**The task**
Give back an exact copy of the entries beneath, minus the pictures.

**Extracted records**
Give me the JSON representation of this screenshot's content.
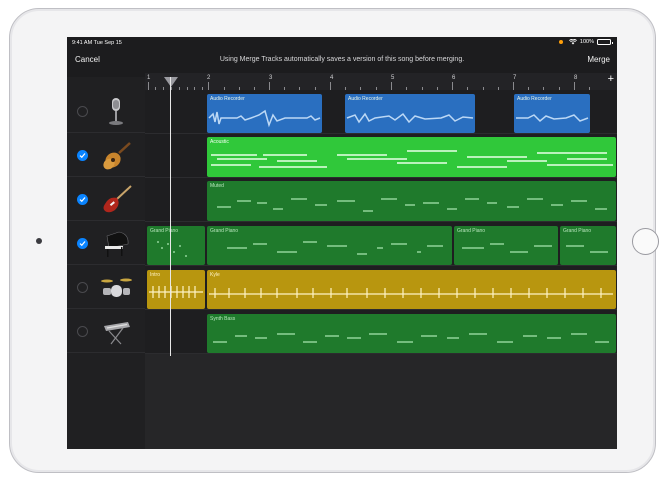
{
  "statusbar": {
    "time": "9:41 AM  Tue Sep 15",
    "battery": "100%"
  },
  "navbar": {
    "cancel": "Cancel",
    "message": "Using Merge Tracks automatically saves a version of this song before merging.",
    "merge": "Merge"
  },
  "ruler": {
    "bars": [
      "1",
      "2",
      "3",
      "4",
      "5",
      "6",
      "7",
      "8"
    ],
    "add": "+"
  },
  "tracks": [
    {
      "instrument": "microphone-icon",
      "selected": false
    },
    {
      "instrument": "acoustic-guitar-icon",
      "selected": true
    },
    {
      "instrument": "electric-guitar-icon",
      "selected": true
    },
    {
      "instrument": "grand-piano-icon",
      "selected": true
    },
    {
      "instrument": "drum-kit-icon",
      "selected": false
    },
    {
      "instrument": "keyboard-icon",
      "selected": false
    }
  ],
  "regions": {
    "audio1": "Audio Recorder",
    "audio2": "Audio Recorder",
    "audio3": "Audio Recorder",
    "acoustic": "Acoustic",
    "muted": "Muted",
    "piano1": "Grand Piano",
    "piano2": "Grand Piano",
    "piano3": "Grand Piano",
    "piano4": "Grand Piano",
    "intro": "Intro",
    "kyle": "Kyle",
    "synth": "Synth Bass"
  },
  "colors": {
    "audio": "#2a6fc0",
    "green_bright": "#30c83a",
    "green_dark": "#1f7a2c",
    "drums": "#b8960f",
    "checkbox": "#0a84ff"
  }
}
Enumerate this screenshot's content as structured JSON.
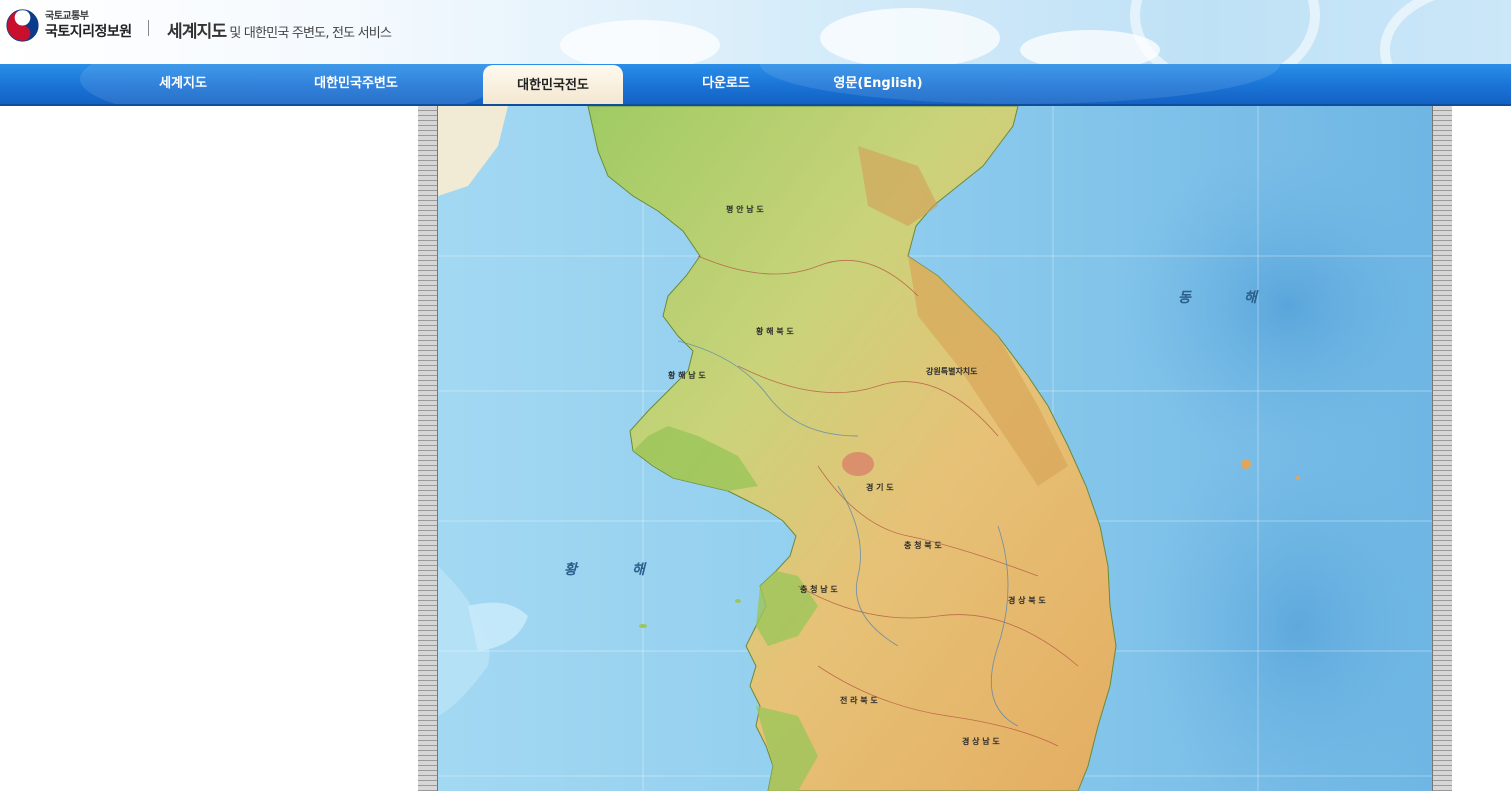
{
  "header": {
    "ministry": "국토교통부",
    "agency": "국토지리정보원",
    "title_main": "세계지도",
    "title_sub": "및 대한민국 주변도, 전도 서비스"
  },
  "nav": {
    "items": [
      {
        "label": "세계지도",
        "active": false
      },
      {
        "label": "대한민국주변도",
        "active": false
      },
      {
        "label": "대한민국전도",
        "active": true
      },
      {
        "label": "다운로드",
        "active": false
      },
      {
        "label": "영문(English)",
        "active": false
      }
    ]
  },
  "map": {
    "east_sea_1": "동",
    "east_sea_2": "해",
    "yellow_sea_1": "황",
    "yellow_sea_2": "해",
    "regions": [
      {
        "label": "평 안 남 도"
      },
      {
        "label": "황 해 북 도"
      },
      {
        "label": "황 해 남 도"
      },
      {
        "label": "강원특별자치도"
      },
      {
        "label": "경 기 도"
      },
      {
        "label": "충 청 북 도"
      },
      {
        "label": "충 청 남 도"
      },
      {
        "label": "경 상 북 도"
      },
      {
        "label": "전 라 북 도"
      },
      {
        "label": "경 상 남 도"
      }
    ]
  },
  "colors": {
    "nav_blue": "#1a73d6",
    "active_tab": "#f2e6cf",
    "sea": "#8fd0ef",
    "deep_sea": "#5aa8dc",
    "land_low": "#a9cf6a",
    "land_high": "#e8b866"
  }
}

**Worked solution**
Give me the JSON representation of this screenshot's content.
{
  "statusbar": {
    "time": "9:41 AM  Tue Sep 15",
    "battery": "100%"
  },
  "navbar": {
    "cancel": "Cancel",
    "message": "Using Merge Tracks automatically saves a version of this song before merging.",
    "merge": "Merge"
  },
  "ruler": {
    "bars": [
      "1",
      "2",
      "3",
      "4",
      "5",
      "6",
      "7",
      "8"
    ],
    "add": "+"
  },
  "tracks": [
    {
      "instrument": "microphone-icon",
      "selected": false
    },
    {
      "instrument": "acoustic-guitar-icon",
      "selected": true
    },
    {
      "instrument": "electric-guitar-icon",
      "selected": true
    },
    {
      "instrument": "grand-piano-icon",
      "selected": true
    },
    {
      "instrument": "drum-kit-icon",
      "selected": false
    },
    {
      "instrument": "keyboard-icon",
      "selected": false
    }
  ],
  "regions": {
    "audio1": "Audio Recorder",
    "audio2": "Audio Recorder",
    "audio3": "Audio Recorder",
    "acoustic": "Acoustic",
    "muted": "Muted",
    "piano1": "Grand Piano",
    "piano2": "Grand Piano",
    "piano3": "Grand Piano",
    "piano4": "Grand Piano",
    "intro": "Intro",
    "kyle": "Kyle",
    "synth": "Synth Bass"
  },
  "colors": {
    "audio": "#2a6fc0",
    "green_bright": "#30c83a",
    "green_dark": "#1f7a2c",
    "drums": "#b8960f",
    "checkbox": "#0a84ff"
  }
}
Enumerate this screenshot's content as structured JSON.
{
  "header": {
    "ministry": "국토교통부",
    "agency": "국토지리정보원",
    "title_main": "세계지도",
    "title_sub": "및 대한민국 주변도, 전도 서비스"
  },
  "nav": {
    "items": [
      {
        "label": "세계지도",
        "active": false
      },
      {
        "label": "대한민국주변도",
        "active": false
      },
      {
        "label": "대한민국전도",
        "active": true
      },
      {
        "label": "다운로드",
        "active": false
      },
      {
        "label": "영문(English)",
        "active": false
      }
    ]
  },
  "map": {
    "east_sea_1": "동",
    "east_sea_2": "해",
    "yellow_sea_1": "황",
    "yellow_sea_2": "해",
    "regions": [
      {
        "label": "평 안 남 도"
      },
      {
        "label": "황 해 북 도"
      },
      {
        "label": "황 해 남 도"
      },
      {
        "label": "강원특별자치도"
      },
      {
        "label": "경 기 도"
      },
      {
        "label": "충 청 북 도"
      },
      {
        "label": "충 청 남 도"
      },
      {
        "label": "경 상 북 도"
      },
      {
        "label": "전 라 북 도"
      },
      {
        "label": "경 상 남 도"
      }
    ]
  },
  "colors": {
    "nav_blue": "#1a73d6",
    "active_tab": "#f2e6cf",
    "sea": "#8fd0ef",
    "deep_sea": "#5aa8dc",
    "land_low": "#a9cf6a",
    "land_high": "#e8b866"
  }
}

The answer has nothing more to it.